Anxiety is a significant issue in our society today. Fear and anxiety can be difficult emotions to manage. Rushing from one event to the next, meeting deadlines, and juggling constant interruptions throughout our day can lead to an overwhelming sense of stress, fear and worry. You may be one of the many who has suffered from anxiety since childhood. You may be anxious about life in general with no particular reason. Or, you may find yourself avoiding social situations or social interactions to avoid feeling tense, shaky, or fatigued.
Some anxiety is actually quite normal and healthy. For instance, mild anxiety about an upcoming test may motivate us to study. However, extreme anxiety after becoming very familiar with the test material to the extent of losing sleep, may indicate a problem. Some elevated apprehension or fear of entering a dark alley alone may keep you safe by changing your mind about entering the dark alley. However, extreme fear of leaving one’s home may indicate something more drastic. Trauma from childhood or recent events may certainly cause present day symptoms of irrational fears and worries.
Some of the symptoms of general anxiety include,
- difficulty concentrating
- difficulty sleeping
- fatigue and/or exhaustion
- muscle tension
- repeated stomachaches or diarrhea
- sweating palms
Symptoms of panic disorder may include,
- shaking and/or sweating
- rapid heartbeat
- numbness/tingling of different parts of the body
- sudden, repeated attacks of intense fear
- feeling like you are out of control
- intense worry about when the next attack will happen
Symptoms of social anxiety may include
- feeling highly anxious in the company of others and difficulty expressing yourself with them.
- self-consciousness in the presence of others

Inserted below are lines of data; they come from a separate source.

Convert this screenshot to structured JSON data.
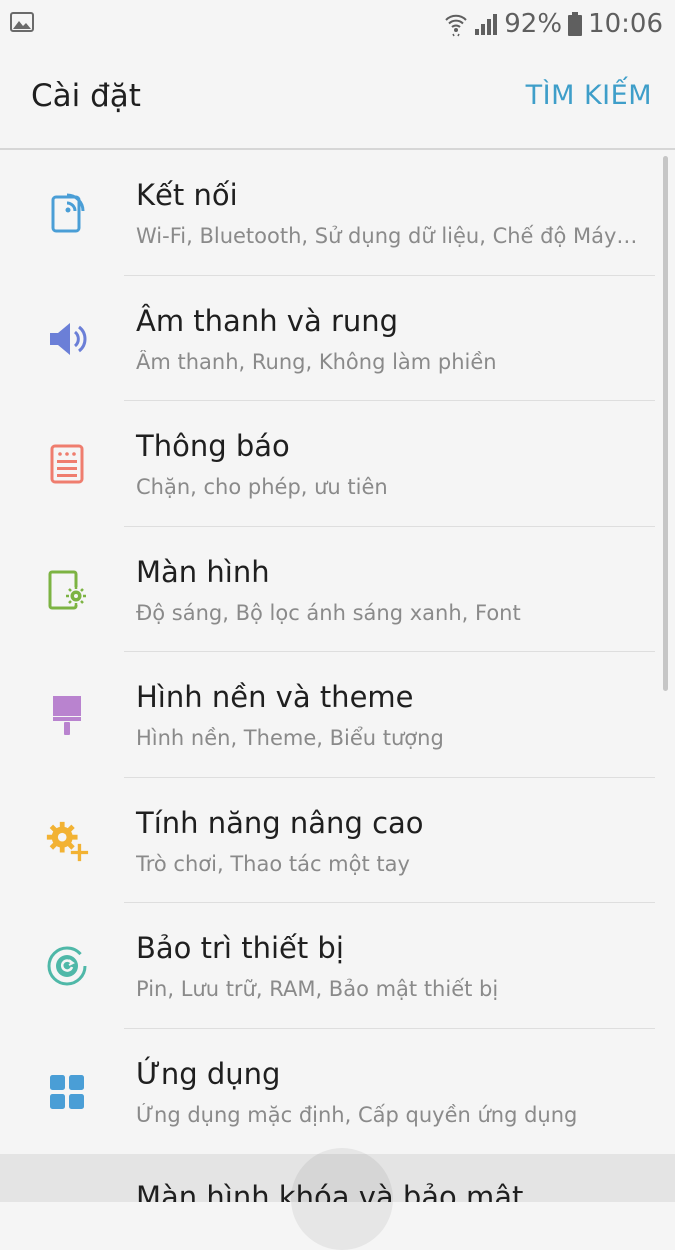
{
  "status_bar": {
    "battery": "92%",
    "time": "10:06",
    "icons": [
      "gallery-notification-icon",
      "wifi-icon",
      "cell-signal-icon",
      "battery-icon"
    ]
  },
  "header": {
    "title": "Cài đặt",
    "search_label": "TÌM KIẾM"
  },
  "settings": [
    {
      "label": "Kết nối",
      "sub": "Wi-Fi, Bluetooth, Sử dụng dữ liệu, Chế độ Máy bay",
      "icon": "connections-icon",
      "color": "#4a9ed6"
    },
    {
      "label": "Âm thanh và rung",
      "sub": "Âm thanh, Rung, Không làm phiền",
      "icon": "speaker-icon",
      "color": "#6b7fd7"
    },
    {
      "label": "Thông báo",
      "sub": "Chặn, cho phép, ưu tiên",
      "icon": "notifications-icon",
      "color": "#ef7d6e"
    },
    {
      "label": "Màn hình",
      "sub": "Độ sáng, Bộ lọc ánh sáng xanh, Font",
      "icon": "display-icon",
      "color": "#7cb342"
    },
    {
      "label": "Hình nền và theme",
      "sub": "Hình nền, Theme, Biểu tượng",
      "icon": "wallpaper-brush-icon",
      "color": "#b983cf"
    },
    {
      "label": "Tính năng nâng cao",
      "sub": "Trò chơi, Thao tác một tay",
      "icon": "advanced-gear-plus-icon",
      "color": "#f2b233"
    },
    {
      "label": "Bảo trì thiết bị",
      "sub": "Pin, Lưu trữ, RAM, Bảo mật thiết bị",
      "icon": "device-maintenance-icon",
      "color": "#4fb8a8"
    },
    {
      "label": "Ứng dụng",
      "sub": "Ứng dụng mặc định, Cấp quyền ứng dụng",
      "icon": "apps-grid-icon",
      "color": "#4a9ed6"
    },
    {
      "label": "Màn hình khóa và bảo mật",
      "sub": "",
      "icon": "",
      "color": ""
    }
  ]
}
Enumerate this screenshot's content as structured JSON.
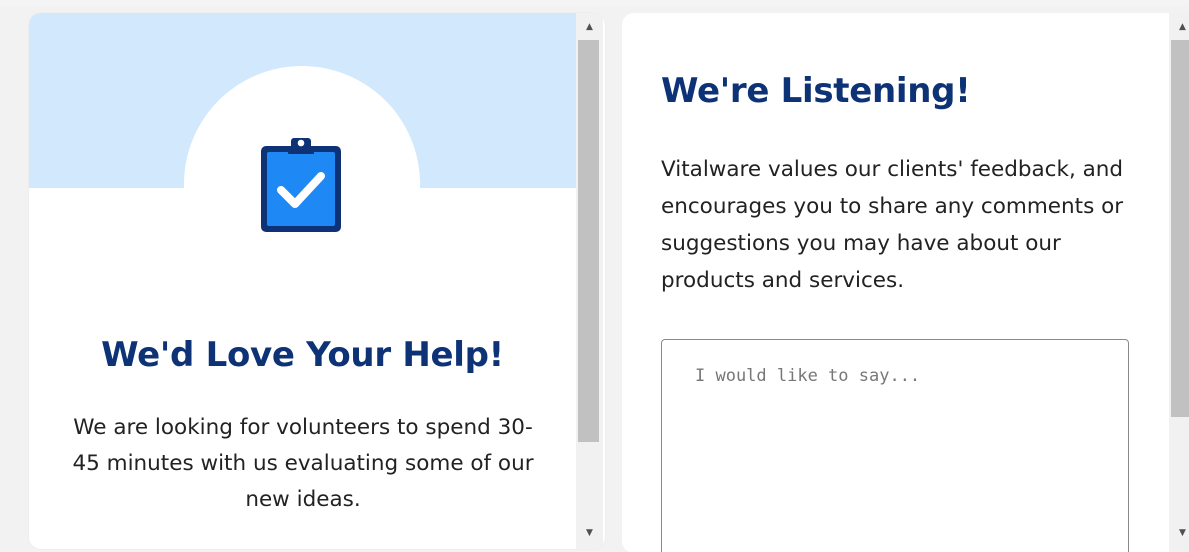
{
  "left_card": {
    "title": "We'd Love Your Help!",
    "body": "We are looking for volunteers to spend 30-45 minutes with us evaluating some of our new ideas.",
    "icon": "clipboard-check-icon",
    "colors": {
      "band": "#d2e8fd",
      "icon_fill": "#1e88f5",
      "icon_outline": "#0d3275",
      "title": "#0d3275"
    }
  },
  "right_card": {
    "title": "We're Listening!",
    "body": "Vitalware values our clients' feedback, and encourages you to share any comments or suggestions you may have about our products and services.",
    "feedback": {
      "value": "",
      "placeholder": "I would like to say..."
    }
  },
  "scrollbars": {
    "up_arrow": "▲",
    "down_arrow": "▼"
  }
}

- significant concern about feeling humiliated, embarrassed, or rejected
- fear of being judged by others
- worrying for days or weeks before an event where others will be in attendance
- avoiding places where there are other people
- having a hard time making and keeping friends
- blushing, sweating, trembling, feeling nauseous or sick around others
Treatments for all types of anxiety disorders have progressed over the past 10-15 years and are very effective in reducing anxiety symptoms. Evidenced-based treatment strategies include mindfulness practice and other strategies found in Dialectical Behavioral Therapy, Cognitive Behavioral Therapy, Acceptance and Commitment Therapy, relaxation and meditation techniques, response-prevention strategies, and Brief/Solution-based Therapy. A skilled therapist can help you to decide which techniques would work best to manage your anxiety. If you are seeking to reduce your anxiety, stress, worry, or fears, contact me for an appointment at [email protected] or 706-425-8900 ext. 717.